We have seen huge strides made in challenging the stigma of mental ill health, growing awareness of the need to improve care and starting to turn the tide on the lack of equity in terms of treatment and access to mental health services.
A decade or more of campaigning and cross-party commitment to bring about change has made an impact and transformed attitudes. National initiatives, notably the Five year forward view for mental health and the recent long term plan, have delivered a national, timed implementation programme and committed additional funding. Results from our recent survey of mental health trust leaders confirm that we must celebrate the impressive progress but also be clear sighted about the challenges that remain – which are contributing to and maintaining a significant 'care deficit' across mental health services:
- rising demand emanating not only from raised awareness but critically from socio-economic factors, including the impact of the roll out of universal credit, increased deprivation, unemployment and housing issues
- an enduring workforce shortage that undermines the frontline’s ability to staff services efficiently and effectively
- despite welcome additional investment, mental health funding is constrained and does not always reach the frontline services that need it most
- the impact of cuts to wider public services, in particular those commissioned by local authorities such as drug and alcohol services.
Across health and care the focus is often on the pressures that hospital services face in winter. They act as a litmus test for the performance of the system as a whole and provide a snapshot of its capacity and resilience. Winter pressures emanate from the combination of cold weather, flu, an increasingly frail population, a stretched workforce and delays in discharging patients from hospital. What is often overlooked is that mental health services experience these winter pressures too and also face unique demand pressures that endure year round stemming from socio-economic factors.
What is often overlooked is that mental health services experience these winter pressures too and also face unique demand pressures that endure year round stemming from socioeconomic factors.tweet this

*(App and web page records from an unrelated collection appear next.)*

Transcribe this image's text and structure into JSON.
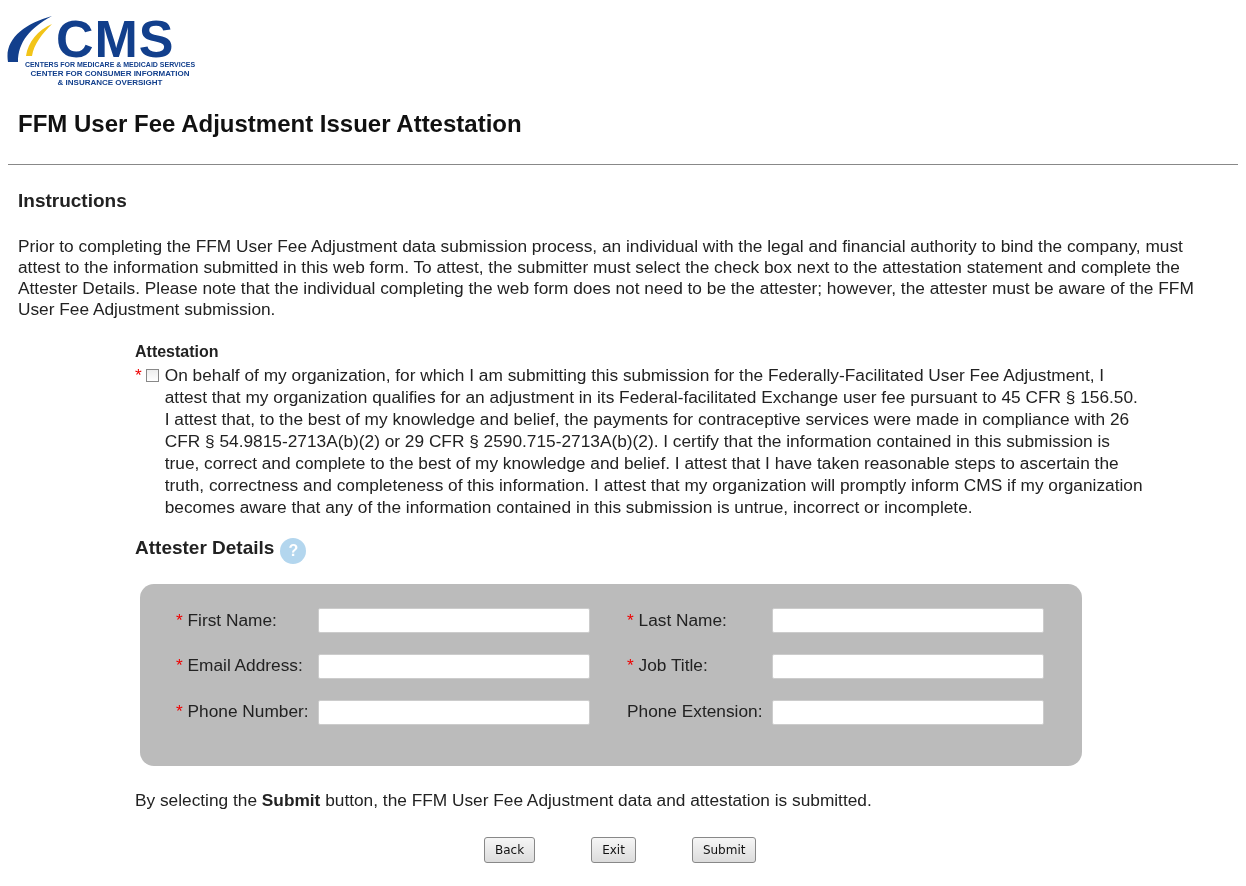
{
  "logo": {
    "wordmark": "CMS",
    "lines": [
      "CENTERS FOR MEDICARE & MEDICAID SERVICES",
      "CENTER FOR CONSUMER INFORMATION",
      "& INSURANCE OVERSIGHT"
    ]
  },
  "title": "FFM User Fee Adjustment Issuer Attestation",
  "instructions": {
    "heading": "Instructions",
    "text": "Prior to completing the FFM User Fee Adjustment data submission process, an individual with the legal and financial authority to bind the company, must attest to the information submitted in this web form. To attest, the submitter must select the check box next to the attestation statement and complete the Attester Details. Please note that the individual completing the web form does not need to be the attester; however, the attester must be aware of the FFM User Fee Adjustment submission."
  },
  "attestation": {
    "heading": "Attestation",
    "required_mark": "*",
    "checked": false,
    "text": "On behalf of my organization, for which I am submitting this submission for the Federally-Facilitated User Fee Adjustment, I attest that my organization qualifies for an adjustment in its Federal-facilitated Exchange user fee pursuant to 45 CFR § 156.50. I attest that, to the best of my knowledge and belief, the payments for contraceptive services were made in compliance with 26 CFR § 54.9815-2713A(b)(2) or 29 CFR § 2590.715-2713A(b)(2). I certify that the information contained in this submission is true, correct and complete to the best of my knowledge and belief. I attest that I have taken reasonable steps to ascertain the truth, correctness and completeness of this information. I attest that my organization will promptly inform CMS if my organization becomes aware that any of the information contained in this submission is untrue, incorrect or incomplete."
  },
  "attester_details": {
    "heading": "Attester Details",
    "help": "?",
    "fields": [
      {
        "label": "First Name:",
        "required": true
      },
      {
        "label": "Last Name:",
        "required": true
      },
      {
        "label": "Email Address:",
        "required": true
      },
      {
        "label": "Job Title:",
        "required": true
      },
      {
        "label": "Phone Number:",
        "required": true
      },
      {
        "label": "Phone Extension:",
        "required": false
      }
    ]
  },
  "submit_note": "By selecting the **Submit** button, the FFM User Fee Adjustment data and attestation is submitted.",
  "buttons": [
    "Back",
    "Exit",
    "Submit"
  ]
}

Late last year we surveyed mental health trust leaders to gain a deeper understanding of the current operating environment and its impact on those leading and delivering frontline services. Since the survey was carried out the NHS long term plan has been published. This report uses that frontline feedback to identify the key challenges and their impact on the services mental health trusts provide. We give a brief overview of the current policy context and explores three important elements of the current care deficit in mental health provision:
- the demand challenge
- the workforce challenge
- the system challenge.
Policy context – the long term plan
The long term plan is clear that making further progress on improving people’s mental health and wellbeing is a priority for the next decade. The plan includes the welcome commitments to increase the real-terms mental health budget and grow investment faster than the NHS budget overall for each of the next five years. Proposals to significantly expand provision for children and young people and improve transition to adult services, deliver more care for adults in the community, and provide early intervention for those in crisis are also extremely welcome. However, we must ensure that these commitments do not come at the expense of funding for and access to core mental health services, particularly for individuals with severe and enduring mental health conditions.
Since the publication of the long term plan, NHS England has confirmed that funding for mental health will only rise as a share of the NHS budget by 0.5% (NHS England, 2019c). The size of the rise in funding for the sector falls far short of the amount needed to close the gap with funding for physical healthcare and raises questions over how much of the plan mental health providers can realistically deliver as a result.
We must ensure that these commitments do not come at the expense of funding for and access to core mental health services, particularly for individuals with severe and enduring mental health conditions.
The plan’s success is predicated on having the right workforce, with the right skills, in the right place. The NHS is facing significant workforce gaps across the board and the challenge for mental health trusts is particularly severe. The long term plan’s numerous ambitions for the sector cannot be delivered whilst workforce pressures remain across services and gaps in the mental health workforce continue to grow. A national workforce plan, with appropriate focus on the mental health workforce, must be published as soon as possible, coupled with adequate funding from the comprehensive spending review that meets the plan’s education and training budgetary requirements. Providers also need a detailed implementation plan that sets out exactly what will be delivered and when, with priorities for each year matched against the funding and staff available.
The move to system working at scale and pace is a key feature of the long term plan, envisaging that all areas will become integrated care systems (ICSs) by 2021. ICSs are clearly marked out as the organising principle to deliver health and care services, including mental health. This is a positive step, particularly given the interdependence between mental health services and wider public health and prevention work undertaken by other parts of the local public sector. However, we must also recognise there are a number challenges inherent in this approach, including structural pressures in specific systems and the nature of local relationships which can slow progress.
The long term plan is an ambitious programme, with a host of new commitments for the NHS, including for mental health services . It will be particularly important that there is a clear implementation plan so that trust leaders can balance the transformation and new demands with managing ongoing operational challenges.